The Dartmouth Geisel School of Medicine has ended its months-long dragnet investigation into supposed student cheating, dropping all charges against students and clearing all transcripts of any violations. This affirms what EFF, The Foundation for Individual Rights in Education (FIRE), students, and many others have been saying all along: when educators actively seek out technical evidence of students cheating, whether those are through logs, proctoring apps, or other automated or computer-generated techniques, they must also seek out technical expertise, follow due process, and offer concrete routes of appeal.
The investigation at Dartmouth began when the administration conducted a flawed review of an entire year’s worth of student log data from Canvas, the online learning platform that contains class lectures and other substantive information. After a technical review, EFF determined that the logs easily could have been generated by the automated syncing of course material to devices logged into Canvas but not being used during an exam. It’s simply impossible to know from the logs alone if a student intentionally accessed any of the files, or if the pings exist due to automatic refresh processes that are commonplace in most websites and online services. In this case, many of the logs related to Canvas content that wasn’t even relevant to the tests being taken, raising serious questions about Dartmouth’s allegations.
It’s unclear how many other schools have combed through Canvas logs for evidence of cheating, but the Dartmouth debacle provides clear evidence that its logging system is not meant to be used—and should not be used—as evidence in such investigations.
Along with FIRE, EFF sent a letter to Dartmouth in March laying out our concerns, including the fact that Canvas' own documentation explicitly states that the data in these logs is not intended to be used "in isolation for auditing or other high-stakes analysis involving examining single users or small samples." According to the latest email sent to the student body from the Dean of the School of Medicine, the allegations have been dropped “upon further review and based on new information received from our learning management system provider.” While Instructure, the company behind Canvas, has not responded to numerous requests we’ve sent asking them to comment on Dartmouth’s use of these logs, we are heartened to hear that it is taking misuses of its system seriously. We urge the company to take a more public stand against these sorts of investigations. It’s unclear how many other schools have combed through Canvas logs for evidence of cheating, but the Dartmouth debacle provides clear evidence that its logging system is not meant to be used—and should not be used—as evidence in such investigations.

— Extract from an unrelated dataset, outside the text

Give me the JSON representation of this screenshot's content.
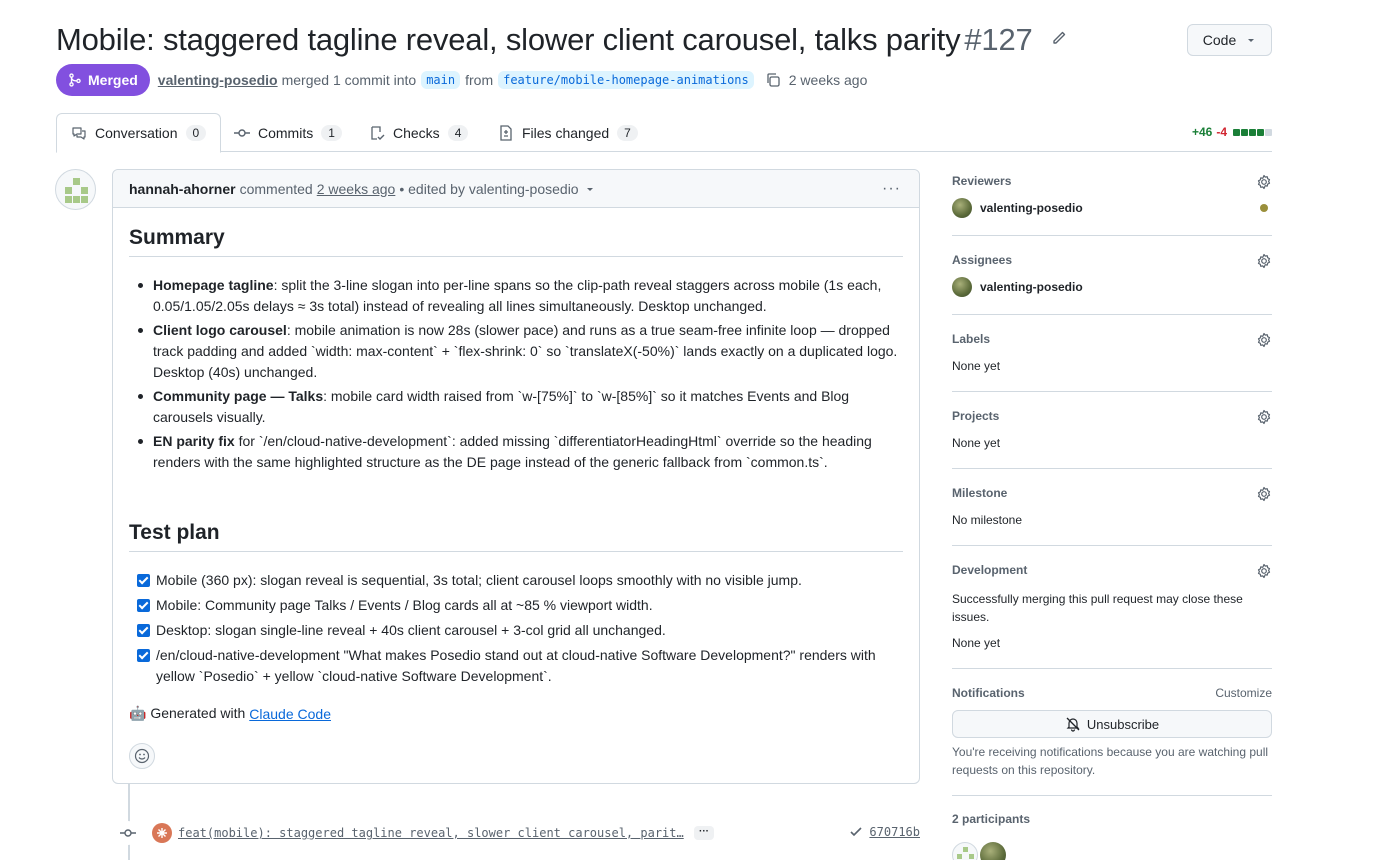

Fighting Disciplinary Technologies
Schools are not the only places where technology is being (mis)used to surveil, punish, or falsely accuse those without recourse. “Disciplinary technologies” are showing up more and more in the areas of our lives where power imbalances are common—in workplaces, in relationships, and in homes. Dartmouth is an example of the way these technologies can exacerbate already existing power dynamics, giving those in power an excuse not to take due process seriously. Students were not only falsely accused, but they were given little to no recourse to defend themselves from what the school saw as incontrovertible evidence against them. It was only after multiple experts demanded the school take a closer look at the evidence that they began to backtrack. What’s worse, only those students who had technical experts available to them had their charges quickly dropped, while those who lacked resources or connections were left with their futures in the balance, raising questions of inequity and preferential treatment.
While we’re pleased that these allegations have been dropped for all students—and pleased that, according to the dean, the school will be reviewing a proposal for open-book exams, which would eliminate the harms caused by online proctoring software—the distress this caused cannot be overstated. Several students expected their careers would be destroyed for cheating when they had not done so; others were told to admit guilt simply because it would be easier on them. Many students complained, some anonymously for fear of reprisal, of the toll these allegations were taking on their mental health. In the midst of the investigation, the school released a dangerous update to its social media policy that silenced students who were speaking out, which appears to still be an active policy. All of this could have been avoided.
We’re working at EFF to craft solutions to the problems created by disciplinary technologies and other tools that put machines in power over ordinary people, and to protect the free speech of those speaking out against their use. It will take technologists, consumers, activists, and changes in the law to course correct—but we believe the fight can be won, and today’s decision at Dartmouth gets us one step closer.